DATA IN THIS EXERCISE section start
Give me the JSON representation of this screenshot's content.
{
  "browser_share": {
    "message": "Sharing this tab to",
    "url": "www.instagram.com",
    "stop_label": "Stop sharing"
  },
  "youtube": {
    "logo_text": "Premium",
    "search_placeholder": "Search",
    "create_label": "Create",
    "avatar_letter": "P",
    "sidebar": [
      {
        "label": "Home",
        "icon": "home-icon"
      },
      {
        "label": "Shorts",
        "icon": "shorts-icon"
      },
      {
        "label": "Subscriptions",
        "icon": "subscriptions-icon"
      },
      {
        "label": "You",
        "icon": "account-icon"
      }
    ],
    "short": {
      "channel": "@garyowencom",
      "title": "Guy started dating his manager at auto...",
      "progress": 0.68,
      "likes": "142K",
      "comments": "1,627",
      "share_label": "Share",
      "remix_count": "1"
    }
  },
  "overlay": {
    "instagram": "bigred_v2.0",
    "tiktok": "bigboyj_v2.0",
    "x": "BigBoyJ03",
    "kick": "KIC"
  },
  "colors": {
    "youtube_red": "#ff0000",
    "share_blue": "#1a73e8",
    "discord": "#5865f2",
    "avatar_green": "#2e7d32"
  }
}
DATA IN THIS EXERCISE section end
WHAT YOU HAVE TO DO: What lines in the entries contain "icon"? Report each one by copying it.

WRITTEN RESPONSE:
        "icon": "home-icon"
        "icon": "shorts-icon"
        "icon": "subscriptions-icon"
        "icon": "account-icon"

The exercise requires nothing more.